Exercise details:
Among the lines below, tally those that hold "resursă". Return the number and nothing more.

Start of Block

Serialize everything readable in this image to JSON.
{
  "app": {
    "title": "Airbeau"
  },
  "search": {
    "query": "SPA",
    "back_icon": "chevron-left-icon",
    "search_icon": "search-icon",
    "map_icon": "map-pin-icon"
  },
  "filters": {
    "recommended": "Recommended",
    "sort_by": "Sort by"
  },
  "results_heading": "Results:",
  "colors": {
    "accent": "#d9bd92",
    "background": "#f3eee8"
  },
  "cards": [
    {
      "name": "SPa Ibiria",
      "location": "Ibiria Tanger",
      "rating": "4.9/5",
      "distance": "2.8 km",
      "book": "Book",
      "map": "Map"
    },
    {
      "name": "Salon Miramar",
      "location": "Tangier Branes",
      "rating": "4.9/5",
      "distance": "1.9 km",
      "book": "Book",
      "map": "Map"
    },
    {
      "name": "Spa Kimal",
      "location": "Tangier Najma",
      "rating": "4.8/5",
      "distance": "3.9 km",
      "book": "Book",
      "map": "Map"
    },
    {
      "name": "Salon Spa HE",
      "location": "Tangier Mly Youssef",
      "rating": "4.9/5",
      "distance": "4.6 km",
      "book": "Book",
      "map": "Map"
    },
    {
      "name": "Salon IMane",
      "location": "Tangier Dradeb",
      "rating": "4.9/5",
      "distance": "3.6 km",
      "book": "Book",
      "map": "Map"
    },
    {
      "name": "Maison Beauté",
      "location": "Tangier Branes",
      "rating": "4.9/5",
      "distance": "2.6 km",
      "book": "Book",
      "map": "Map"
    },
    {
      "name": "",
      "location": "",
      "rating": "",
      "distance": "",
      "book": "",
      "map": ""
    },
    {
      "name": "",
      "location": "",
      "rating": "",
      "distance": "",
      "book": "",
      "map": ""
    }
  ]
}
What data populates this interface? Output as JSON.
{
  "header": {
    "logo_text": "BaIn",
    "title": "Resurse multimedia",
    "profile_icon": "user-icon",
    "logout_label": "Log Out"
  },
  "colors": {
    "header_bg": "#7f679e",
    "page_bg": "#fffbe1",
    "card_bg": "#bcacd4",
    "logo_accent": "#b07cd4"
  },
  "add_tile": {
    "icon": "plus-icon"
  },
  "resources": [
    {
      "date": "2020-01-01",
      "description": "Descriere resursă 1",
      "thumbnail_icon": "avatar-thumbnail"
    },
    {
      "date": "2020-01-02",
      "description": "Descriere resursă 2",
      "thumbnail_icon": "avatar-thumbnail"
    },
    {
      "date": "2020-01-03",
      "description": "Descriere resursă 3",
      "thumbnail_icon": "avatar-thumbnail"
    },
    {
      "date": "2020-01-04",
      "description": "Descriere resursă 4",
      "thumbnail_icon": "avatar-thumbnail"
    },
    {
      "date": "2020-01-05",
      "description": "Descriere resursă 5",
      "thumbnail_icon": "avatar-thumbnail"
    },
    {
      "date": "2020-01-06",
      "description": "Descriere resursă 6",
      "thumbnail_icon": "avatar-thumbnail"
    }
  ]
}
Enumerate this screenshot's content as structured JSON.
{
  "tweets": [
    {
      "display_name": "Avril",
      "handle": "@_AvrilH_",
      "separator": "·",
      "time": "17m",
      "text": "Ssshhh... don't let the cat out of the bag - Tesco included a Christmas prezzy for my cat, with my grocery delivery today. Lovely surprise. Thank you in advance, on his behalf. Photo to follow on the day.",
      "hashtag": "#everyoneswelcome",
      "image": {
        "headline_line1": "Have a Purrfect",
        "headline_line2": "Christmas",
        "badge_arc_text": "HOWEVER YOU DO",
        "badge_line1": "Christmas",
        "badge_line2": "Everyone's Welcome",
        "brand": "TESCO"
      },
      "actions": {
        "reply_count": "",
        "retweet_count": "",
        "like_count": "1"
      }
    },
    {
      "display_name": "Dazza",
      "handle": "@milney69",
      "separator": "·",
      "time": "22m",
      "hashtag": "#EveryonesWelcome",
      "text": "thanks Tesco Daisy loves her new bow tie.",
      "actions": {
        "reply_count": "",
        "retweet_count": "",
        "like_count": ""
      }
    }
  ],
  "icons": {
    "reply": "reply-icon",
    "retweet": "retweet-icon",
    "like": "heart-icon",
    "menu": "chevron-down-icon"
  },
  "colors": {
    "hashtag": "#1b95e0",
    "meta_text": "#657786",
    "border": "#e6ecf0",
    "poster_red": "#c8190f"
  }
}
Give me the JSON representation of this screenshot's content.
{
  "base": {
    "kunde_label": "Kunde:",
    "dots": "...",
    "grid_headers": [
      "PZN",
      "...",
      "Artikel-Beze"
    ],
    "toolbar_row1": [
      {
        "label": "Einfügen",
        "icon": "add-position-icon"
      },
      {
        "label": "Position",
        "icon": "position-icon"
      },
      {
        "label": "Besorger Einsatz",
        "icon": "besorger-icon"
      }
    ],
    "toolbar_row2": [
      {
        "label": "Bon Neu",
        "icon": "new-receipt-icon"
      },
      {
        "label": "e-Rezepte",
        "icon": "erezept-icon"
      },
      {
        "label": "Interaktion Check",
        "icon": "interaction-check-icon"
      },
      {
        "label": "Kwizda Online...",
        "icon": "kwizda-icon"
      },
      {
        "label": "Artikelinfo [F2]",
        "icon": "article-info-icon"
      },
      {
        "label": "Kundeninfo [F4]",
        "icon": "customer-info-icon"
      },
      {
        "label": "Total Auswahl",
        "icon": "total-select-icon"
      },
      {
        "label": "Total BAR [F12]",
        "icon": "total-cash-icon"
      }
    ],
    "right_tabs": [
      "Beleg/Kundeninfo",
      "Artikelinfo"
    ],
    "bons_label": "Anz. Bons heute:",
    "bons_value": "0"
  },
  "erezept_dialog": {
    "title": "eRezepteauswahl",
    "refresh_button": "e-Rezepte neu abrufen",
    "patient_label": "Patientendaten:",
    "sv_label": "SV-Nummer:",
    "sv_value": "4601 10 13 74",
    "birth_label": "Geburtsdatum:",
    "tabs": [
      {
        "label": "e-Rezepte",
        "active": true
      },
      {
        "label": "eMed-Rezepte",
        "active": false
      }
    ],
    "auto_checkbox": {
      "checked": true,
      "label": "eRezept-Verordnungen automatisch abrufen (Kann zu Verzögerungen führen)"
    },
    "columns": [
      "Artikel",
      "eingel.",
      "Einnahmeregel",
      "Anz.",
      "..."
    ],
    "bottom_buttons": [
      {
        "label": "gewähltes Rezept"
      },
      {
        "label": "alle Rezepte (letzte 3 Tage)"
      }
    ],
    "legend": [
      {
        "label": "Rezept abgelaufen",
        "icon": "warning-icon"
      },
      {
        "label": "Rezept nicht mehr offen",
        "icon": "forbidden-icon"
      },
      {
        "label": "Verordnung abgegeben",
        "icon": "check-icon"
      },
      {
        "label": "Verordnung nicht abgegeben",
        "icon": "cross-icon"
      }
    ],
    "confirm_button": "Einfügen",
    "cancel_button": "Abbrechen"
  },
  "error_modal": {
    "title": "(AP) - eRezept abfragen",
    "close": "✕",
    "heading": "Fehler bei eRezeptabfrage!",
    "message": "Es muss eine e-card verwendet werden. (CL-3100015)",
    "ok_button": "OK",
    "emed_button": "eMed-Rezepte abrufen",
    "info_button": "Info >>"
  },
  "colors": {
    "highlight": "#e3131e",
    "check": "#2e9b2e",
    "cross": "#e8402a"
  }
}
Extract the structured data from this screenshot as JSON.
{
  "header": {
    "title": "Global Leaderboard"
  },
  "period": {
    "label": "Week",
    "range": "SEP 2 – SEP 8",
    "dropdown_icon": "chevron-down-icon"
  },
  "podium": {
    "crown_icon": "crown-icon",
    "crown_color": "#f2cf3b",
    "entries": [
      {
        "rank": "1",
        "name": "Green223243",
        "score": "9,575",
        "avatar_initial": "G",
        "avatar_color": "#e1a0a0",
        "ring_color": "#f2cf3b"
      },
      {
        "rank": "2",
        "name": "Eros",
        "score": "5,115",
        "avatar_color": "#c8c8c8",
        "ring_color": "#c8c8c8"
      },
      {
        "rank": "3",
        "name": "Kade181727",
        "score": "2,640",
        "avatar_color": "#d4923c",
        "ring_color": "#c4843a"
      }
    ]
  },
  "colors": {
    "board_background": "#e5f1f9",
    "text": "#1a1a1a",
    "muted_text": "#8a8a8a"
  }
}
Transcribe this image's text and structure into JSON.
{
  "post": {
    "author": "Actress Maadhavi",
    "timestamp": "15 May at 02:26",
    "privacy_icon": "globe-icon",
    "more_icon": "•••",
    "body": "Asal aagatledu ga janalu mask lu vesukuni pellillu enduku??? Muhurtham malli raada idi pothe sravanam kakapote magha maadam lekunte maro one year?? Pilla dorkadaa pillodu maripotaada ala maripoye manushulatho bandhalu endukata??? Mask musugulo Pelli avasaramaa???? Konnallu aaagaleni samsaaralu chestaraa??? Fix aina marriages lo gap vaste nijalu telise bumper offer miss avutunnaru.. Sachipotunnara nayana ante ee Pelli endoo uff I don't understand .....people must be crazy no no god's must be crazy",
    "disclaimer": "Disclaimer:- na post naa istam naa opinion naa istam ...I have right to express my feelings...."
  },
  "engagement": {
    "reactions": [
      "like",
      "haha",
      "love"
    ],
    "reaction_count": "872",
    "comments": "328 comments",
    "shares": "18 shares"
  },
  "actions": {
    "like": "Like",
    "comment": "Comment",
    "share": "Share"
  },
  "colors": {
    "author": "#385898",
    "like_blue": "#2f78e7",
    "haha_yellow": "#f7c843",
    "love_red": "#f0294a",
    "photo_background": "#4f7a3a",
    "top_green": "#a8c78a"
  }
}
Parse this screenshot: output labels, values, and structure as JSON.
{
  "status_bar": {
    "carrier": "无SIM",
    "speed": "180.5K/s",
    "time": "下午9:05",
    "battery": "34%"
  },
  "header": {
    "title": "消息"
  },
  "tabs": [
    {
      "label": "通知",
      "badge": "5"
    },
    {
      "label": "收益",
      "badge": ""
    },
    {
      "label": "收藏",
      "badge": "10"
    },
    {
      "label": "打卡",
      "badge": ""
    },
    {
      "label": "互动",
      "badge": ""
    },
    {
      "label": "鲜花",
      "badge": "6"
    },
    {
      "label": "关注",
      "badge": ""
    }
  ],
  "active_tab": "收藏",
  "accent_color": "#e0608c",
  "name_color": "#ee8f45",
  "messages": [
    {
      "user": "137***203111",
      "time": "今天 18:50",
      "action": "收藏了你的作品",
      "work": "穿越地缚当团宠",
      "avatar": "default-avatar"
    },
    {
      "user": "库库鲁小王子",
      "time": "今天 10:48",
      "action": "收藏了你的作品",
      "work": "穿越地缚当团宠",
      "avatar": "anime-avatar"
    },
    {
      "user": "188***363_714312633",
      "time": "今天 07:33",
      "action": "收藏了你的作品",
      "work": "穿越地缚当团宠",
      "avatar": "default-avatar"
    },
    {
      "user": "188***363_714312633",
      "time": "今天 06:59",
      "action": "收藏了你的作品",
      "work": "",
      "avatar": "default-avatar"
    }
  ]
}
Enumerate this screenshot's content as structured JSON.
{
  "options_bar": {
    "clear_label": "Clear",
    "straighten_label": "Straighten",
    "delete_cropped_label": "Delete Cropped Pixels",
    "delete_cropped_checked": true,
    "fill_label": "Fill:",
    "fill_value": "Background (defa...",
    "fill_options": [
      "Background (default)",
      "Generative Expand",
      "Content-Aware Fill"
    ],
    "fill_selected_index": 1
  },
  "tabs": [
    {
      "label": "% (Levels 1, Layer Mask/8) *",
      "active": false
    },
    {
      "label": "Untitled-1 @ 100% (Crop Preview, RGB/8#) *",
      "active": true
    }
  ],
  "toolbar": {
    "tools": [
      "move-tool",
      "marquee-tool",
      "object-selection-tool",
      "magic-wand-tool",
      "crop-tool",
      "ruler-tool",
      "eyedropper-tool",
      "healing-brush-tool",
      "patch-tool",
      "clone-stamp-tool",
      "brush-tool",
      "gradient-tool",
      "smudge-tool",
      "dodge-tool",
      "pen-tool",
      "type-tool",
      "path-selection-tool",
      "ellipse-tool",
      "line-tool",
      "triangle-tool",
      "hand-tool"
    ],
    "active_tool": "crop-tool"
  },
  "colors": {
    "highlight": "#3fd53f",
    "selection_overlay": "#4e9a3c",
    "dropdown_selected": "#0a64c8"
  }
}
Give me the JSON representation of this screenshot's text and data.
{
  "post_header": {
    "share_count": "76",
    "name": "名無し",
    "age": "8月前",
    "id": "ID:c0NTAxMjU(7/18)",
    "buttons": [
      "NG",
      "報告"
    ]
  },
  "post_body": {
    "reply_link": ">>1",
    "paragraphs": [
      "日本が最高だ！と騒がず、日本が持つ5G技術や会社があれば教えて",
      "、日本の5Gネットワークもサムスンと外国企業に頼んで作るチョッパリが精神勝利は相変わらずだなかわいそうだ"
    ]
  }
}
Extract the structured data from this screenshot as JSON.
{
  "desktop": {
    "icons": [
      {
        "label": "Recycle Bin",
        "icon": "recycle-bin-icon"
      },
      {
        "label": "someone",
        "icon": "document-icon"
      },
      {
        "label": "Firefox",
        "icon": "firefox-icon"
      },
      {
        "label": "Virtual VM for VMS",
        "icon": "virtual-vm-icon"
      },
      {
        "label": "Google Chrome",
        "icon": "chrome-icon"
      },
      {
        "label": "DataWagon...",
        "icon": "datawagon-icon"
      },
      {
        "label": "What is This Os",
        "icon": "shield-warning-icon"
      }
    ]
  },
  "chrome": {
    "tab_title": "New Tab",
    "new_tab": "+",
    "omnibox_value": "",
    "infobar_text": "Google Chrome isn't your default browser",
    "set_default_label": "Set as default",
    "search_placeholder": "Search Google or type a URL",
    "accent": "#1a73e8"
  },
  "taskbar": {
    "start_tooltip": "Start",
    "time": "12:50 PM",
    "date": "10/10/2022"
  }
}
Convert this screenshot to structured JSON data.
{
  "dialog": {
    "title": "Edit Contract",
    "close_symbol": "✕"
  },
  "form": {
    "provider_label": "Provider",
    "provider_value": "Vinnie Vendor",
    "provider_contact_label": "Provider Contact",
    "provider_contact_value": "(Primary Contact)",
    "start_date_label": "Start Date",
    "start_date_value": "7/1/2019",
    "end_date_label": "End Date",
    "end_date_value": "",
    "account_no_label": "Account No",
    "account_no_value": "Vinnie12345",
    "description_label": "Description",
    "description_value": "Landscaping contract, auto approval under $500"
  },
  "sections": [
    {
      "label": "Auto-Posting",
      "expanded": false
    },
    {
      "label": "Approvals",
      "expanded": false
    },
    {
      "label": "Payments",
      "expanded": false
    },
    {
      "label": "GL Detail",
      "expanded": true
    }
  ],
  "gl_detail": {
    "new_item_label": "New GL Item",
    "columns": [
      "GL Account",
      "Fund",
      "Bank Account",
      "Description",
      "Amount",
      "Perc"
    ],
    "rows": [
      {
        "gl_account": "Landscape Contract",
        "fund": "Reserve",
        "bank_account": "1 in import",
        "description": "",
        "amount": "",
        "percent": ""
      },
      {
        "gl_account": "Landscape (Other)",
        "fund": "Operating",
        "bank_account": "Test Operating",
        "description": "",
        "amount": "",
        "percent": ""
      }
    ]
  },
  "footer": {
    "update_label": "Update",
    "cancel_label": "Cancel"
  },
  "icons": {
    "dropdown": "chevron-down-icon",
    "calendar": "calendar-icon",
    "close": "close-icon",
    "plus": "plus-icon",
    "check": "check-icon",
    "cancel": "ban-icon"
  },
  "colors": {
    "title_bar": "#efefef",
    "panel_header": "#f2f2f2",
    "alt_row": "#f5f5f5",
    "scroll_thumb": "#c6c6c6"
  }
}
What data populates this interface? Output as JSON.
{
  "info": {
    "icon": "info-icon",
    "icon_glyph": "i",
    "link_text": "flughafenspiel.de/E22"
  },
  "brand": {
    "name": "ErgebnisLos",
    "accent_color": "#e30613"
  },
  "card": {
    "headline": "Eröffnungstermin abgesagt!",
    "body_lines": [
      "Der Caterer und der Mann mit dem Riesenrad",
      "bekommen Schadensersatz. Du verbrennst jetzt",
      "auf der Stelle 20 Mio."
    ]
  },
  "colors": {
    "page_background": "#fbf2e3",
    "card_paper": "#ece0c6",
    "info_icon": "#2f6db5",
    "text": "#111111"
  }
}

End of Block

Answer to the exercise:
6